What to do
Copy each line of the entries that contains the word "Comment".

** Records supplied follows **

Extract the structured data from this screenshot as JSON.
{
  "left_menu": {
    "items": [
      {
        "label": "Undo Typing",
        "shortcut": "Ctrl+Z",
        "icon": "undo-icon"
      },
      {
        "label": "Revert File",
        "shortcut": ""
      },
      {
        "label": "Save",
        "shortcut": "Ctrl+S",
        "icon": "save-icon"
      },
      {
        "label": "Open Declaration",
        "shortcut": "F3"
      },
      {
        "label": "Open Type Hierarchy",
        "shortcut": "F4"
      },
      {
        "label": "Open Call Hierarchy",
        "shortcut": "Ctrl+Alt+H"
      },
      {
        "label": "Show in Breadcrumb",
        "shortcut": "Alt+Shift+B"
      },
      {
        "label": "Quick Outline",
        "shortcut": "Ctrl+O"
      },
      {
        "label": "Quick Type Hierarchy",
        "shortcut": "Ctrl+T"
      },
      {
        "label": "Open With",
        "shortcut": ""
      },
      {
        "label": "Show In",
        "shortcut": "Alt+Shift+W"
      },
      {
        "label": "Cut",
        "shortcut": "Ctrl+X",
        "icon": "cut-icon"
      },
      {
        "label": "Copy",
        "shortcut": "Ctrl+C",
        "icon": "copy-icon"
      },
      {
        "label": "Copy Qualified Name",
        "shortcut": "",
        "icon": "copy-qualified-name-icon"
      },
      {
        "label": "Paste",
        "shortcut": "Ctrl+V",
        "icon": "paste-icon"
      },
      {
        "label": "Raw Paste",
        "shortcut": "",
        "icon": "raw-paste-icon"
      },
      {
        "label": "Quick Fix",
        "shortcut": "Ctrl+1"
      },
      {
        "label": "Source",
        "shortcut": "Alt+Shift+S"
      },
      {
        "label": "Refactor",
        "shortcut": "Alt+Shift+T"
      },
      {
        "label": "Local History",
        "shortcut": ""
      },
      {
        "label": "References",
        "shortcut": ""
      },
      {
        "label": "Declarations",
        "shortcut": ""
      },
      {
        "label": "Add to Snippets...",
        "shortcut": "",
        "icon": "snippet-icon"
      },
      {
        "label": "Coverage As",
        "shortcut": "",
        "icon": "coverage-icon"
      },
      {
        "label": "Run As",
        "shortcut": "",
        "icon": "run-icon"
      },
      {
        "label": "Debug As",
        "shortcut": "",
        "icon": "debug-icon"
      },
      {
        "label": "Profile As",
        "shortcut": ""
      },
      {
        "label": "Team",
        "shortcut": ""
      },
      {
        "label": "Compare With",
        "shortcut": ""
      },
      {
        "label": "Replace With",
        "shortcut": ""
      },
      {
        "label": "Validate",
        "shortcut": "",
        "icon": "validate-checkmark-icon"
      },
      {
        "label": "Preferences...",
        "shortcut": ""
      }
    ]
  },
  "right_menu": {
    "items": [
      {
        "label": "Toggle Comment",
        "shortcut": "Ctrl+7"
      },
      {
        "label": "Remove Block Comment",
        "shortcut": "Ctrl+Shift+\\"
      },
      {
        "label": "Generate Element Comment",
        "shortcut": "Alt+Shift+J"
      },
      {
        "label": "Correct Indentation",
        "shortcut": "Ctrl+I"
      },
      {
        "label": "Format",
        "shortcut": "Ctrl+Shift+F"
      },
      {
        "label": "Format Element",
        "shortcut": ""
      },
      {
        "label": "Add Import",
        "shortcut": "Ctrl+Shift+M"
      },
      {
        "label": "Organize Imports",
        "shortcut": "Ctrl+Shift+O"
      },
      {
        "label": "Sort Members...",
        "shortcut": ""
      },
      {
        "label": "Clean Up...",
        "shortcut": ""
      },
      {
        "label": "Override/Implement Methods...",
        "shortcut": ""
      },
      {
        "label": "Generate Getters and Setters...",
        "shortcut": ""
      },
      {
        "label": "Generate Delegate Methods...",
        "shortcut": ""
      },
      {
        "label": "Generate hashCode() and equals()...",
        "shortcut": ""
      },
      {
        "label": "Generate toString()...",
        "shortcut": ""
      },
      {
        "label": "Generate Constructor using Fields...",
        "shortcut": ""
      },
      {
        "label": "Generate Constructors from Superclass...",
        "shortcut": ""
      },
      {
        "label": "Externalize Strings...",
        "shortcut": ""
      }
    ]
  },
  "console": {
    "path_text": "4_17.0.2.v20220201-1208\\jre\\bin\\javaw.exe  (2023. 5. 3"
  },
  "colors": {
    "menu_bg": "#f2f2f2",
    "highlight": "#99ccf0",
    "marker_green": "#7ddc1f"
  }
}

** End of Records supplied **

Response area
        "label": "Toggle Comment",
        "label": "Remove Block Comment",
        "label": "Generate Element Comment",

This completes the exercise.